* [EXERCISE INSTRUCTIONS]: Each entry below is to be printed verbatim.

* [DATASET]:
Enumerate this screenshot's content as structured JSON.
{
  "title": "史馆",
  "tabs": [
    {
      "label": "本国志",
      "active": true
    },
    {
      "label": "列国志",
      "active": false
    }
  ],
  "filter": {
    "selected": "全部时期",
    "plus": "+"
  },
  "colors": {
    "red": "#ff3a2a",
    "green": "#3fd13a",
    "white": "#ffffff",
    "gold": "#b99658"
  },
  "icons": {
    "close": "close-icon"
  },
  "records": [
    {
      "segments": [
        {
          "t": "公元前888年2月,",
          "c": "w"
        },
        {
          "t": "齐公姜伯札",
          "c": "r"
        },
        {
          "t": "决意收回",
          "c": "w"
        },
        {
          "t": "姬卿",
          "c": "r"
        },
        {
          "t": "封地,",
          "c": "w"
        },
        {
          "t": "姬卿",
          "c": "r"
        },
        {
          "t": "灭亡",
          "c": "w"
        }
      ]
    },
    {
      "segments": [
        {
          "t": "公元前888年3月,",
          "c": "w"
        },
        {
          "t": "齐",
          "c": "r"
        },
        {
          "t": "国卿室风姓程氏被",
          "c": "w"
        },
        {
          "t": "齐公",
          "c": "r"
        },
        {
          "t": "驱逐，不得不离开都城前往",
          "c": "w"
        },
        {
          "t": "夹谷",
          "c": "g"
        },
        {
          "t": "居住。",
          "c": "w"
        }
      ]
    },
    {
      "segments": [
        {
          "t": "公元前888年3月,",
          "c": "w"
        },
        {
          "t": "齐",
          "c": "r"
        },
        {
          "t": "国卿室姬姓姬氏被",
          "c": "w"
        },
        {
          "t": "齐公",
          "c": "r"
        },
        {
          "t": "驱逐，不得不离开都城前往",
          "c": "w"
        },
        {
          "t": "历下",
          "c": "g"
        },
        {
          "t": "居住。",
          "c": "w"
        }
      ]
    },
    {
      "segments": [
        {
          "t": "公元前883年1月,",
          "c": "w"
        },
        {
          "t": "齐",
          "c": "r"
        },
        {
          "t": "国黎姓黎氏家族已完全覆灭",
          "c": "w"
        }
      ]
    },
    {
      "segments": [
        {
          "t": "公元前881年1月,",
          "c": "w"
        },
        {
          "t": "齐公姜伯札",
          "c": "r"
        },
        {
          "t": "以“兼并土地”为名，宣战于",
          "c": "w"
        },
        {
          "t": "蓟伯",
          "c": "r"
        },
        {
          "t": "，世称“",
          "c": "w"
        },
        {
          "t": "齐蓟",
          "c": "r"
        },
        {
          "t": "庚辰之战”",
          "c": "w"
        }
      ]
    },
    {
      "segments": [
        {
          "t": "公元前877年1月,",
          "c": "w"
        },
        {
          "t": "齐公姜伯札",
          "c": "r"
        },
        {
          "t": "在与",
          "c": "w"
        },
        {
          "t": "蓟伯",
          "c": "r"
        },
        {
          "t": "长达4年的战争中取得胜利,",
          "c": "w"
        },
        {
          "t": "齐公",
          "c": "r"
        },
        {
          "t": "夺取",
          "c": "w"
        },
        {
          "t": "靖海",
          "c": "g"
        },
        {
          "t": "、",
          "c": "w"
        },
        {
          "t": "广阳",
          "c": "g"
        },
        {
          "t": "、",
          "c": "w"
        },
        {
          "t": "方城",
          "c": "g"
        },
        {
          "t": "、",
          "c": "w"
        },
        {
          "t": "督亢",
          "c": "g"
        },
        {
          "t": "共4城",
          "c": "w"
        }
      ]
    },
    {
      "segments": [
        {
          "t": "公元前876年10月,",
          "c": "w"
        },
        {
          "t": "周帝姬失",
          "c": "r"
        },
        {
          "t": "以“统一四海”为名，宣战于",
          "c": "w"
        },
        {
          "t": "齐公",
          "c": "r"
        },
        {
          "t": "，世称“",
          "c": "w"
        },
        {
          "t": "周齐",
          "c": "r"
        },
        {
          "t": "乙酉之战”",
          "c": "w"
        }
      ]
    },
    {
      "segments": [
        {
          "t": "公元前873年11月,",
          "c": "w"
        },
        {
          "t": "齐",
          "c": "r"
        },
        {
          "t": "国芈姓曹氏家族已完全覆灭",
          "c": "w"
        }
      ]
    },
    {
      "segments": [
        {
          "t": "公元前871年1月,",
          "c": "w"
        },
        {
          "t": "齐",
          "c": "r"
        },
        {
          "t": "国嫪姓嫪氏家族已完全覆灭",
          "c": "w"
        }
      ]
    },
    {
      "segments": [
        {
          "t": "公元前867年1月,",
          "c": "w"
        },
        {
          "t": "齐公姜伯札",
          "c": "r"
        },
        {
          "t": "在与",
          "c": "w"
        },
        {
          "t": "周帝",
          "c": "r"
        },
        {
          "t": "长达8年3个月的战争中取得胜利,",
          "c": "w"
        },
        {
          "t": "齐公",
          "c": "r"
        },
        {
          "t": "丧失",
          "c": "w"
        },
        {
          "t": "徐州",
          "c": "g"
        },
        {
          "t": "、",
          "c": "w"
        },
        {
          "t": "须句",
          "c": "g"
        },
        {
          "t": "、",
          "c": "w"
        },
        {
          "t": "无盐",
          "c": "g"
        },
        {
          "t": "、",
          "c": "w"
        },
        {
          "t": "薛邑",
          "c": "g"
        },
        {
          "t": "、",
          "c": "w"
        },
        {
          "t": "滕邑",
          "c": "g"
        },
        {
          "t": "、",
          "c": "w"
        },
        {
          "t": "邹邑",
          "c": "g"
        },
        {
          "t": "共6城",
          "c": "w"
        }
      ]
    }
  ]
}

* [ANSWER AREA]:
Enumerate this screenshot's content as structured JSON.
{
  "title": "史馆",
  "tabs": [
    {
      "label": "本国志",
      "active": true
    },
    {
      "label": "列国志",
      "active": false
    }
  ],
  "filter": {
    "selected": "全部时期",
    "plus": "+"
  },
  "colors": {
    "red": "#ff3a2a",
    "green": "#3fd13a",
    "white": "#ffffff",
    "gold": "#b99658"
  },
  "icons": {
    "close": "close-icon"
  },
  "records": [
    {
      "segments": [
        {
          "t": "公元前888年2月,",
          "c": "w"
        },
        {
          "t": "齐公姜伯札",
          "c": "r"
        },
        {
          "t": "决意收回",
          "c": "w"
        },
        {
          "t": "姬卿",
          "c": "r"
        },
        {
          "t": "封地,",
          "c": "w"
        },
        {
          "t": "姬卿",
          "c": "r"
        },
        {
          "t": "灭亡",
          "c": "w"
        }
      ]
    },
    {
      "segments": [
        {
          "t": "公元前888年3月,",
          "c": "w"
        },
        {
          "t": "齐",
          "c": "r"
        },
        {
          "t": "国卿室风姓程氏被",
          "c": "w"
        },
        {
          "t": "齐公",
          "c": "r"
        },
        {
          "t": "驱逐，不得不离开都城前往",
          "c": "w"
        },
        {
          "t": "夹谷",
          "c": "g"
        },
        {
          "t": "居住。",
          "c": "w"
        }
      ]
    },
    {
      "segments": [
        {
          "t": "公元前888年3月,",
          "c": "w"
        },
        {
          "t": "齐",
          "c": "r"
        },
        {
          "t": "国卿室姬姓姬氏被",
          "c": "w"
        },
        {
          "t": "齐公",
          "c": "r"
        },
        {
          "t": "驱逐，不得不离开都城前往",
          "c": "w"
        },
        {
          "t": "历下",
          "c": "g"
        },
        {
          "t": "居住。",
          "c": "w"
        }
      ]
    },
    {
      "segments": [
        {
          "t": "公元前883年1月,",
          "c": "w"
        },
        {
          "t": "齐",
          "c": "r"
        },
        {
          "t": "国黎姓黎氏家族已完全覆灭",
          "c": "w"
        }
      ]
    },
    {
      "segments": [
        {
          "t": "公元前881年1月,",
          "c": "w"
        },
        {
          "t": "齐公姜伯札",
          "c": "r"
        },
        {
          "t": "以“兼并土地”为名，宣战于",
          "c": "w"
        },
        {
          "t": "蓟伯",
          "c": "r"
        },
        {
          "t": "，世称“",
          "c": "w"
        },
        {
          "t": "齐蓟",
          "c": "r"
        },
        {
          "t": "庚辰之战”",
          "c": "w"
        }
      ]
    },
    {
      "segments": [
        {
          "t": "公元前877年1月,",
          "c": "w"
        },
        {
          "t": "齐公姜伯札",
          "c": "r"
        },
        {
          "t": "在与",
          "c": "w"
        },
        {
          "t": "蓟伯",
          "c": "r"
        },
        {
          "t": "长达4年的战争中取得胜利,",
          "c": "w"
        },
        {
          "t": "齐公",
          "c": "r"
        },
        {
          "t": "夺取",
          "c": "w"
        },
        {
          "t": "靖海",
          "c": "g"
        },
        {
          "t": "、",
          "c": "w"
        },
        {
          "t": "广阳",
          "c": "g"
        },
        {
          "t": "、",
          "c": "w"
        },
        {
          "t": "方城",
          "c": "g"
        },
        {
          "t": "、",
          "c": "w"
        },
        {
          "t": "督亢",
          "c": "g"
        },
        {
          "t": "共4城",
          "c": "w"
        }
      ]
    },
    {
      "segments": [
        {
          "t": "公元前876年10月,",
          "c": "w"
        },
        {
          "t": "周帝姬失",
          "c": "r"
        },
        {
          "t": "以“统一四海”为名，宣战于",
          "c": "w"
        },
        {
          "t": "齐公",
          "c": "r"
        },
        {
          "t": "，世称“",
          "c": "w"
        },
        {
          "t": "周齐",
          "c": "r"
        },
        {
          "t": "乙酉之战”",
          "c": "w"
        }
      ]
    },
    {
      "segments": [
        {
          "t": "公元前873年11月,",
          "c": "w"
        },
        {
          "t": "齐",
          "c": "r"
        },
        {
          "t": "国芈姓曹氏家族已完全覆灭",
          "c": "w"
        }
      ]
    },
    {
      "segments": [
        {
          "t": "公元前871年1月,",
          "c": "w"
        },
        {
          "t": "齐",
          "c": "r"
        },
        {
          "t": "国嫪姓嫪氏家族已完全覆灭",
          "c": "w"
        }
      ]
    },
    {
      "segments": [
        {
          "t": "公元前867年1月,",
          "c": "w"
        },
        {
          "t": "齐公姜伯札",
          "c": "r"
        },
        {
          "t": "在与",
          "c": "w"
        },
        {
          "t": "周帝",
          "c": "r"
        },
        {
          "t": "长达8年3个月的战争中取得胜利,",
          "c": "w"
        },
        {
          "t": "齐公",
          "c": "r"
        },
        {
          "t": "丧失",
          "c": "w"
        },
        {
          "t": "徐州",
          "c": "g"
        },
        {
          "t": "、",
          "c": "w"
        },
        {
          "t": "须句",
          "c": "g"
        },
        {
          "t": "、",
          "c": "w"
        },
        {
          "t": "无盐",
          "c": "g"
        },
        {
          "t": "、",
          "c": "w"
        },
        {
          "t": "薛邑",
          "c": "g"
        },
        {
          "t": "、",
          "c": "w"
        },
        {
          "t": "滕邑",
          "c": "g"
        },
        {
          "t": "、",
          "c": "w"
        },
        {
          "t": "邹邑",
          "c": "g"
        },
        {
          "t": "共6城",
          "c": "w"
        }
      ]
    }
  ]
}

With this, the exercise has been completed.